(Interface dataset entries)
--

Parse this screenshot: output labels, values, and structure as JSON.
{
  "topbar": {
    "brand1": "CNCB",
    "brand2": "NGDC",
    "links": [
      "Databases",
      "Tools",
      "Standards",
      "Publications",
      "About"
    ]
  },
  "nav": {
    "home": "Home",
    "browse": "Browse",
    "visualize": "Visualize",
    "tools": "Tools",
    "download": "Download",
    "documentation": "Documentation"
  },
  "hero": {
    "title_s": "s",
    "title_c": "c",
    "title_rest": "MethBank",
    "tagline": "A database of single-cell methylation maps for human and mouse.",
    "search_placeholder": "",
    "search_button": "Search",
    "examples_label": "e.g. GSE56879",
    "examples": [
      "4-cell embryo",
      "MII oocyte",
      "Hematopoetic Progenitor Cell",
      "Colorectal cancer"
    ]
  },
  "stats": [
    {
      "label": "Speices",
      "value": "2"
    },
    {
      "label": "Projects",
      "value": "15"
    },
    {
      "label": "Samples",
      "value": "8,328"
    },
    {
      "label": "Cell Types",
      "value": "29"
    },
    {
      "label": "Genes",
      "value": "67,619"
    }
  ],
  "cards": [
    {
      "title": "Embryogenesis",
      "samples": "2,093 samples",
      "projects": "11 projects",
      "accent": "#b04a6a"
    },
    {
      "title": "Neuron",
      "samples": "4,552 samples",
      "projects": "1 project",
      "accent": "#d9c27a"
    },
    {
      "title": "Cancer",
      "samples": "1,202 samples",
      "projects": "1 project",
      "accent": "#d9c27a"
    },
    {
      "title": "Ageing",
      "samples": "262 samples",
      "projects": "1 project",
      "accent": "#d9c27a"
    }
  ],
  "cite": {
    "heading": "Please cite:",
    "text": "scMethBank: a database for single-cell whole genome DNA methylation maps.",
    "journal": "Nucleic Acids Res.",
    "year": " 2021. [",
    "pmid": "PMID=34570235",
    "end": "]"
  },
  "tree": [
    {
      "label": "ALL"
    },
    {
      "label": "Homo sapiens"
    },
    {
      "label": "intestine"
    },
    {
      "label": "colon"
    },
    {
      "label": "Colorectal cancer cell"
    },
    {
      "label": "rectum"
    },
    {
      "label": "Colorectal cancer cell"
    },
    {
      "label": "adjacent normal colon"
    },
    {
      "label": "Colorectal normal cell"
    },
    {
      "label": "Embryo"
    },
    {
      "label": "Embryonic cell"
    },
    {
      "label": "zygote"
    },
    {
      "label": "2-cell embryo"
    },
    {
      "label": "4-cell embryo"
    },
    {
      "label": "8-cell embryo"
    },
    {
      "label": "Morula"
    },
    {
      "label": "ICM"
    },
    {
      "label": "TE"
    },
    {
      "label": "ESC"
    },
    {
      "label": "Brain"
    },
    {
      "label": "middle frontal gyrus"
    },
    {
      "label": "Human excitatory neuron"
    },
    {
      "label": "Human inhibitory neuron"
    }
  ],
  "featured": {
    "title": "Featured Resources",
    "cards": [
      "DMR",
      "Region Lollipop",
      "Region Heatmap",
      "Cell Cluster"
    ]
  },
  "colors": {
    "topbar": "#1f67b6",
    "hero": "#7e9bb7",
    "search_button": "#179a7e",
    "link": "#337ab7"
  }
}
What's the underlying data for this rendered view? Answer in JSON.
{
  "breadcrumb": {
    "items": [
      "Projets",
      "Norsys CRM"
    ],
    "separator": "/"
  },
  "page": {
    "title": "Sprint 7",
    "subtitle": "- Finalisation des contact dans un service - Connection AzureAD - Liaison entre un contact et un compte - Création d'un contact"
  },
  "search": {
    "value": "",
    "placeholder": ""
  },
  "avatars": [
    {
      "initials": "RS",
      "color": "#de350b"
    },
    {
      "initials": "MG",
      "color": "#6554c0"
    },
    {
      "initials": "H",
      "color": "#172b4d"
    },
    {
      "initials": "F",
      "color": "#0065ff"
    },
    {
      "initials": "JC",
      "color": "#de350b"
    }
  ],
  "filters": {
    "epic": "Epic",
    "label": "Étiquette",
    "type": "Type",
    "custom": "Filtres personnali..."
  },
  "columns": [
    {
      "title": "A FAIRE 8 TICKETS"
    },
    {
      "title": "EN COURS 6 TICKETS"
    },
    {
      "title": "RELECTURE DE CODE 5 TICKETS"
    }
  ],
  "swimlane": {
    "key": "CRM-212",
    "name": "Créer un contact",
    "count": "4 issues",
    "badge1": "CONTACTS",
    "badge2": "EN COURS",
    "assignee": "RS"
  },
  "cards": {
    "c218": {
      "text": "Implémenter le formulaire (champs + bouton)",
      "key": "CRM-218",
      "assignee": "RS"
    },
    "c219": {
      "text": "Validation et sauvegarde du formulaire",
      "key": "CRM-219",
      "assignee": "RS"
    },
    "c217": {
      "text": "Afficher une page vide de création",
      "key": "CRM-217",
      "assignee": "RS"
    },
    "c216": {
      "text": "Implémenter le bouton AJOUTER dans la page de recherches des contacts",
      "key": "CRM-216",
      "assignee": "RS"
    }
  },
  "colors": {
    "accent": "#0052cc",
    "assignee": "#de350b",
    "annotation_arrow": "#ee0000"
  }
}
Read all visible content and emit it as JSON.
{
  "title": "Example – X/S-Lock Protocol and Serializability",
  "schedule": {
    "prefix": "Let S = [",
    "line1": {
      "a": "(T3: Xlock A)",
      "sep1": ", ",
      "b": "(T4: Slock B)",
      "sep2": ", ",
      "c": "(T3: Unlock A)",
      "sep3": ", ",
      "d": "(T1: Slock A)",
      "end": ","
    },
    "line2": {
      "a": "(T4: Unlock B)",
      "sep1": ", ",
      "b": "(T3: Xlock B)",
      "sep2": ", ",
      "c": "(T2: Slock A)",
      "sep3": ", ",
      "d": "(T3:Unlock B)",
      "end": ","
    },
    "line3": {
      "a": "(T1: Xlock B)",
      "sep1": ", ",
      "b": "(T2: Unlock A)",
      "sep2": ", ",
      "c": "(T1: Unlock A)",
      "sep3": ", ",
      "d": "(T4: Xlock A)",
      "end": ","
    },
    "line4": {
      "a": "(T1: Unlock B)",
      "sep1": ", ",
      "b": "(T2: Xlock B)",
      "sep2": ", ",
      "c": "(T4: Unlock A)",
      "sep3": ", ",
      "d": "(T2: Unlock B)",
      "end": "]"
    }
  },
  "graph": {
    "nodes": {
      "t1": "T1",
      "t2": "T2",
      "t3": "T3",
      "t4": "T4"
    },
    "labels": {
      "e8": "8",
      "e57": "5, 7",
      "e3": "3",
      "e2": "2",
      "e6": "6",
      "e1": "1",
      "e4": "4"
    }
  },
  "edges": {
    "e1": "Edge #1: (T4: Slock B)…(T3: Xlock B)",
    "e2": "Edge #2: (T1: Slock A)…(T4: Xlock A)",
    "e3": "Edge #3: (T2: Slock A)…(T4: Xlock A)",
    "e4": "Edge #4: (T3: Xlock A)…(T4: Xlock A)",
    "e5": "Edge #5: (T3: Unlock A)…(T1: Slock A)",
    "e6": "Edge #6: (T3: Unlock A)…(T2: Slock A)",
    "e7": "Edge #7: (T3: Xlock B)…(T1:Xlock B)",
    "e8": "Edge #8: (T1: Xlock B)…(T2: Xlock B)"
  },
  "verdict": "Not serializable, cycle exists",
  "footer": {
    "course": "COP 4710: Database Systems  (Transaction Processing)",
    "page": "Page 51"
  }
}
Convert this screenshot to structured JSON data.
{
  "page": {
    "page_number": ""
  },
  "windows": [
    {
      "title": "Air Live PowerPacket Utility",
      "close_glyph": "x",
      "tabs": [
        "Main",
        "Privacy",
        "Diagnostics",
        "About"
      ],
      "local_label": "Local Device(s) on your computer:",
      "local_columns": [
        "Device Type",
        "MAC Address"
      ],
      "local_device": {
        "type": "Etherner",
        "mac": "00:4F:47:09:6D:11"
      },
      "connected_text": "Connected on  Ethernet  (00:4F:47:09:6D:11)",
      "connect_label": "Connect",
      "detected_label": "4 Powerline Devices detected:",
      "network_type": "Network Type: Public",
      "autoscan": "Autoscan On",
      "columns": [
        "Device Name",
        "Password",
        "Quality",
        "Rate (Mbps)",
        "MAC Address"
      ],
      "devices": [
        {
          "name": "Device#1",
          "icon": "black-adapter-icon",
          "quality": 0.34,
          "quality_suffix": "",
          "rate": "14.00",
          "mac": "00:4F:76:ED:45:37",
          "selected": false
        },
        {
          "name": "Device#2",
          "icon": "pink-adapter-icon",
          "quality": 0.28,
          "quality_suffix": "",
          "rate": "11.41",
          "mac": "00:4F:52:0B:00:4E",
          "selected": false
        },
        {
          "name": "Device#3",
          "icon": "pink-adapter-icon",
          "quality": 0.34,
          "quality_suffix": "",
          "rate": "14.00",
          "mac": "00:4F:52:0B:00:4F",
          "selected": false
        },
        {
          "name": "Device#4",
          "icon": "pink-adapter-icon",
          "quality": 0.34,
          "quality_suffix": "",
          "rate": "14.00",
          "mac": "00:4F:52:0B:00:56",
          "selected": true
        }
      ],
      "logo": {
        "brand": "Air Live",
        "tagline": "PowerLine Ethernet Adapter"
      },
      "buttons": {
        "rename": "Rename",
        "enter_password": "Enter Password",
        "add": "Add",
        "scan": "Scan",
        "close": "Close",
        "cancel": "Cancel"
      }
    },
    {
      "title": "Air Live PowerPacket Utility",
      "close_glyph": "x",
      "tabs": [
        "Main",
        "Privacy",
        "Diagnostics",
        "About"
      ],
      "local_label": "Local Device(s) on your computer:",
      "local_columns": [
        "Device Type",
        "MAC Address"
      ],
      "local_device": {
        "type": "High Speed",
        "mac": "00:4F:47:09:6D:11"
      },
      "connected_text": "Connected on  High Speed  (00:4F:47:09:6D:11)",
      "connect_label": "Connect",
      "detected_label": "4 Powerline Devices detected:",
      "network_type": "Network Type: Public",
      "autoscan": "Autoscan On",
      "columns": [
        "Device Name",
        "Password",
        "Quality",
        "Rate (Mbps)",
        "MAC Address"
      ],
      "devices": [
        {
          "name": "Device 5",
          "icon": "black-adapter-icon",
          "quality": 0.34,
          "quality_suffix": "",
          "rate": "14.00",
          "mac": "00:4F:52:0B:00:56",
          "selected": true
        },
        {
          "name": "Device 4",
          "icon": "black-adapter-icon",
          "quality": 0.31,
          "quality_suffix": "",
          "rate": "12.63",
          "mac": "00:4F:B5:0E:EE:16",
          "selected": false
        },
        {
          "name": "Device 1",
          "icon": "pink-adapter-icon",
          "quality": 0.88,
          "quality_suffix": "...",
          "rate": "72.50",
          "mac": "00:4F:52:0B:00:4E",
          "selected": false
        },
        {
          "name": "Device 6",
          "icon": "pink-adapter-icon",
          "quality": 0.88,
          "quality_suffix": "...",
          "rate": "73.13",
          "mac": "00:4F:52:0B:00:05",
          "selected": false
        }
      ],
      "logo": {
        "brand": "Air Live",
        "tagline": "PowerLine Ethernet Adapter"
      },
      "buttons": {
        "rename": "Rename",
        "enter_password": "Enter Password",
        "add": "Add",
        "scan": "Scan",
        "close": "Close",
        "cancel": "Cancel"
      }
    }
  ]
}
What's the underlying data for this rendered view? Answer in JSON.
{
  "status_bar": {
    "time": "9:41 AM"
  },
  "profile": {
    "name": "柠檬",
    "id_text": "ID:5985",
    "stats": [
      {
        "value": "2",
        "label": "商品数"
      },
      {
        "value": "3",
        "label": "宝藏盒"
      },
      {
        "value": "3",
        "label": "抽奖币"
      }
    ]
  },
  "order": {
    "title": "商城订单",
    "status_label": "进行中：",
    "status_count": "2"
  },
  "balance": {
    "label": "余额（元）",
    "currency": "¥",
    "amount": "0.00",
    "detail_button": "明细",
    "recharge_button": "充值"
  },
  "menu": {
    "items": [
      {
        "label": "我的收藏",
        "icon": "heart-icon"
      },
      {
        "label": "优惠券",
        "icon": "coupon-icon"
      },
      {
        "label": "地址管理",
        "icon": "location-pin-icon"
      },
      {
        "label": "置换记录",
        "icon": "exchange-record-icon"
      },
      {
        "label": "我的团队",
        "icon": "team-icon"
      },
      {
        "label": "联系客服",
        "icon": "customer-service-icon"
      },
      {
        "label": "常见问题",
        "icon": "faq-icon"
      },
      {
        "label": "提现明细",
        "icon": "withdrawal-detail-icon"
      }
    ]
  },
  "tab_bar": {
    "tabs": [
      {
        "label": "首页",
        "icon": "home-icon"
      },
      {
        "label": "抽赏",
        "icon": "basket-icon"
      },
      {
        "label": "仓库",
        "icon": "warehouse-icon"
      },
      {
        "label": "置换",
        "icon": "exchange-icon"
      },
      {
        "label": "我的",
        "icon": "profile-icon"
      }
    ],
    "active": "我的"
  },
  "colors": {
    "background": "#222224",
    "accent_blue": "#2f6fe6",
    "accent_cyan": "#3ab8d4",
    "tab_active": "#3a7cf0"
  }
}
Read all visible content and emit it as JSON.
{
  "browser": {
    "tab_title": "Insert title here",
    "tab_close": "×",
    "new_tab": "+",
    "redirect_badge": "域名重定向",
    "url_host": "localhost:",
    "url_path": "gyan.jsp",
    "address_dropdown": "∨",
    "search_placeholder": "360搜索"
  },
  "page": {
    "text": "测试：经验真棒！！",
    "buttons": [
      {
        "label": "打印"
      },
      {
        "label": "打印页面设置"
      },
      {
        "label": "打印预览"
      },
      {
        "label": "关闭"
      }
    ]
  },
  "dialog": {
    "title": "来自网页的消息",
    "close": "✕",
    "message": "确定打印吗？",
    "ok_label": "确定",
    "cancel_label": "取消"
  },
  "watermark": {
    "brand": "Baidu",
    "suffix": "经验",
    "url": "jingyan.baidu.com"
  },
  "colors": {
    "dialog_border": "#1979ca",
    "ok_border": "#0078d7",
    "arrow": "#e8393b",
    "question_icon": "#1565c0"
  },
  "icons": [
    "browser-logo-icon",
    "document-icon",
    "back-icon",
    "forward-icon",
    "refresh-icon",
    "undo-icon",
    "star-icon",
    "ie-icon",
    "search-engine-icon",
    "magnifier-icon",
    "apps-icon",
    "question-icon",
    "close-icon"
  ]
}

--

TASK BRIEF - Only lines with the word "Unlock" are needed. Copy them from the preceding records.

RESPONSE TO THIS EXERCISE -
      "c": "(T3: Unlock A)",
      "a": "(T4: Unlock B)",
      "d": "(T3:Unlock B)",
      "b": "(T2: Unlock A)",
      "c": "(T1: Unlock A)",
      "a": "(T1: Unlock B)",
      "c": "(T4: Unlock A)",
      "d": "(T2: Unlock B)",
    "e5": "Edge #5: (T3: Unlock A)…(T1: Slock A)",
    "e6": "Edge #6: (T3: Unlock A)…(T2: Slock A)",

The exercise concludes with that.